The Japanese people have gone through a great deal over the past 30 years, and trust in their government may have finally reached the low point. That is because after years of zero and now negative interest rates, the transference of their retirement accounts to the U.S. in exchange for Treasury debt, and a money printing scheme that has completely destroyed their economy, those with money left are breaking away from the system and buying and offshoring physical gold in vast quantities.
There are three primary reasons why the Japanese populace and investors are fleeing out of Yen based assets and into physical gold. First, because of asset deflation and negative interest rates the Japanese feel there is no investment left besides gold that will protect or grow their wealth within their economy. Secondly, following a recent visit from former Federal Reserve Chairman Ben Bernanke to Japan, the people recognize that the only remaining option for the central bank is to expand the money supply to the point where all assets will become bubble inflated, and wealth will be evaporated from an insolvent currency. And finally, the real threat of asset confiscation, particularly for gold, is now weighing on the minds of the Japanese and why they are choosing to store their gold offshore and in Swiss vault accounts.
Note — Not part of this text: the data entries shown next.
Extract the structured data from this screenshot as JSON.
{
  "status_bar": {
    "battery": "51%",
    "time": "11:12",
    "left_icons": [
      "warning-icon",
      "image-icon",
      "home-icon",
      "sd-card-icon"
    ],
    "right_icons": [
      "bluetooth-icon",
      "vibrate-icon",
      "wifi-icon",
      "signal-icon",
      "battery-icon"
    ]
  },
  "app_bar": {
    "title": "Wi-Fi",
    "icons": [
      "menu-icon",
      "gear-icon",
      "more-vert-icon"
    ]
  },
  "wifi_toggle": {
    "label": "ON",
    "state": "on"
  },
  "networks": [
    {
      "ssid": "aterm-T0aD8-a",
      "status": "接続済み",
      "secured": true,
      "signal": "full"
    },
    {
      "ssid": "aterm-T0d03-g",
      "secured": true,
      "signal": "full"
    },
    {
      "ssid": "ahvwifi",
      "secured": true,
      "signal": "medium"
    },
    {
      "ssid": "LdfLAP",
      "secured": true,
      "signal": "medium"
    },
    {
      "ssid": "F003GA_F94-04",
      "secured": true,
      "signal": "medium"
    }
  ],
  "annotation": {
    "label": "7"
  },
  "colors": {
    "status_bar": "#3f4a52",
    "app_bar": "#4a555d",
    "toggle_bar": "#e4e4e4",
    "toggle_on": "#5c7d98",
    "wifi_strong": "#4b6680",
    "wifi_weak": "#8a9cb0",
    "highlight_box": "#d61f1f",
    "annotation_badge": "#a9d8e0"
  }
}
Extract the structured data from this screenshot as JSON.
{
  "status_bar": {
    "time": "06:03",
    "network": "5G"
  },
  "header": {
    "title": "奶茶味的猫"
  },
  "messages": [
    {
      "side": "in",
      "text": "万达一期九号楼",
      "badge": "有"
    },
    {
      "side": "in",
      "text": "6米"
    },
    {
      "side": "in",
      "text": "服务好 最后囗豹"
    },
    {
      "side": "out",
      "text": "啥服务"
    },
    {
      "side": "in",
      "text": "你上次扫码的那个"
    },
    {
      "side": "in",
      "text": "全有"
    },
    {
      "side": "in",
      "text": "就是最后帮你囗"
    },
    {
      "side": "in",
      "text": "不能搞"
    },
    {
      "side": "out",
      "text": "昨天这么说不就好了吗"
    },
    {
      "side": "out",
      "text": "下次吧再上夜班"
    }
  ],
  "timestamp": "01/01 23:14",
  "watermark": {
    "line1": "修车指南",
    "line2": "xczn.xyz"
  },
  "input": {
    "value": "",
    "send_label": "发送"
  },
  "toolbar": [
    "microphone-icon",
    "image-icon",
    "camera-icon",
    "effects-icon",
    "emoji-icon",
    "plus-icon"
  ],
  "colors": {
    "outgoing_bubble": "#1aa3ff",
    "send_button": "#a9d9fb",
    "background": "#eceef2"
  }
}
As Bloomberg reports, in the face of a clear lack of trust in Japanese leadership, local investors are buying gold to store in Switzerland. The reason: they are increasingly worried about confiscation which is why they are storing it half way around the globe. The number of buyers jumped 62% in the first six months from the second half of 2015, Atsuko Sato Whitehouse, head of Japanese markets at the London-based BullionVault investment service, said this week.
The clear action of gold buying comes only months after we reported on the increased demand for safes in Japan. This is what we said back in February: “Look no further than Japan’s hardware stores for a worrying new sign that consumers are hoarding cash--the opposite of what the Bank of Japan had hoped when it recently introduced negative interest rates,” WSJ wrote this morning. “Signs are emerging of higher demand for safes—a place where the interest rate on cash is always zero, no matter what the central bank does.”
However, something has changed, and it is almost as if Japan is expected the ghost of FDR to arrive soon and confiscate their gold.
“Many of our Japanese customers think it’s too risky to hold gold bars at home and they want to keep them in Switzerland because they are anxious about the future of Japan,” Whitehouse said in an interview. The country’s growth has stagnated for a decade, defying fiscal and monetary stimulus which has driven up public debt to more than double the value of annual economic output.